EXCERPTED RECORDS »
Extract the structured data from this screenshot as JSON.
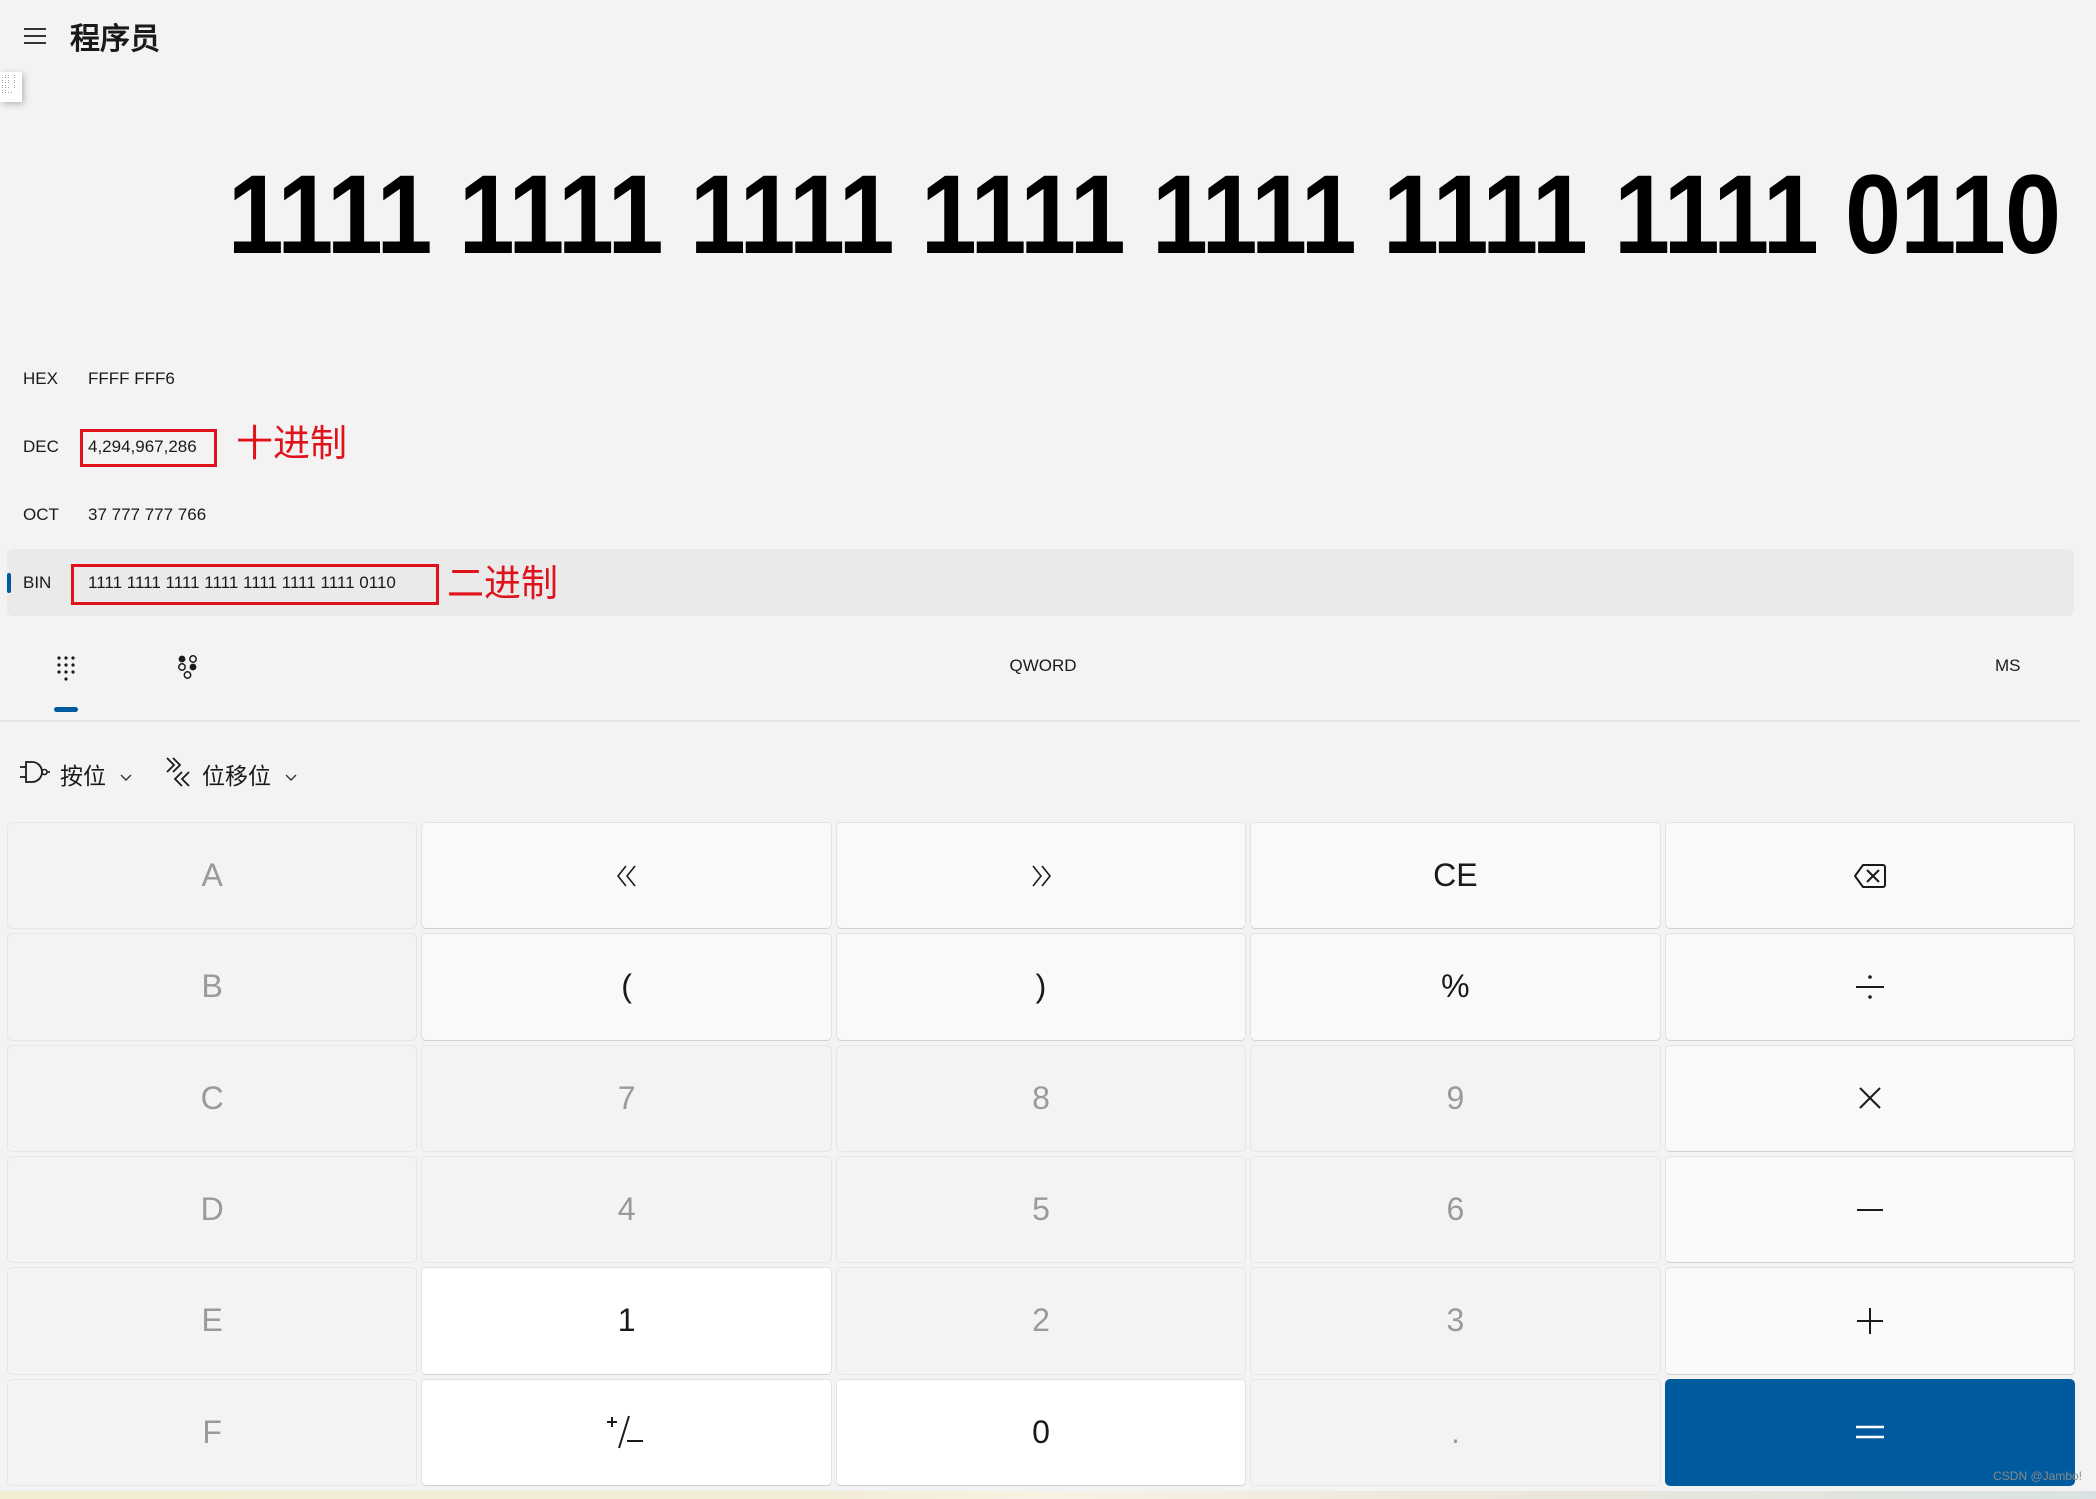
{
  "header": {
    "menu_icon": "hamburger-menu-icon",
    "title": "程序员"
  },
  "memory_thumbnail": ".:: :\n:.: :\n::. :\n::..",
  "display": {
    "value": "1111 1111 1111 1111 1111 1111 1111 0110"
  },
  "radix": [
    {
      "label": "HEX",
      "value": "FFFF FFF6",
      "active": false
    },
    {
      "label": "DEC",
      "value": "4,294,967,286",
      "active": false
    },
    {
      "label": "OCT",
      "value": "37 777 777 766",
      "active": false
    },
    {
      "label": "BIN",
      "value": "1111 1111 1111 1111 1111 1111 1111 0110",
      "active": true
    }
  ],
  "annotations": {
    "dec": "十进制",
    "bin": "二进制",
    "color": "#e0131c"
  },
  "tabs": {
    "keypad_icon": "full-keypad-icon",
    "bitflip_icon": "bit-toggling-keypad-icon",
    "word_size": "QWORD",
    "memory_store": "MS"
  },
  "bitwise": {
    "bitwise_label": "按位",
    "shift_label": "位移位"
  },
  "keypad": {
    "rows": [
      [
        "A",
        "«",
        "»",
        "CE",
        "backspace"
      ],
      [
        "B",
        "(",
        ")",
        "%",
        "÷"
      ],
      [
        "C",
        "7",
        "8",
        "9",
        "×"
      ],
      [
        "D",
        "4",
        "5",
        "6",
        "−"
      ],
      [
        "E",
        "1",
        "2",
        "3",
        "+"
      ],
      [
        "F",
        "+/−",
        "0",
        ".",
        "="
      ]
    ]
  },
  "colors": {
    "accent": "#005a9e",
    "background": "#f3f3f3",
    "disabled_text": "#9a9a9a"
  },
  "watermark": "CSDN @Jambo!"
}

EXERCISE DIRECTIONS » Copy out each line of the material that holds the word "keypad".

TASK RESPONSE »
    "keypad_icon": "full-keypad-icon",
    "bitflip_icon": "bit-toggling-keypad-icon",
  "keypad": {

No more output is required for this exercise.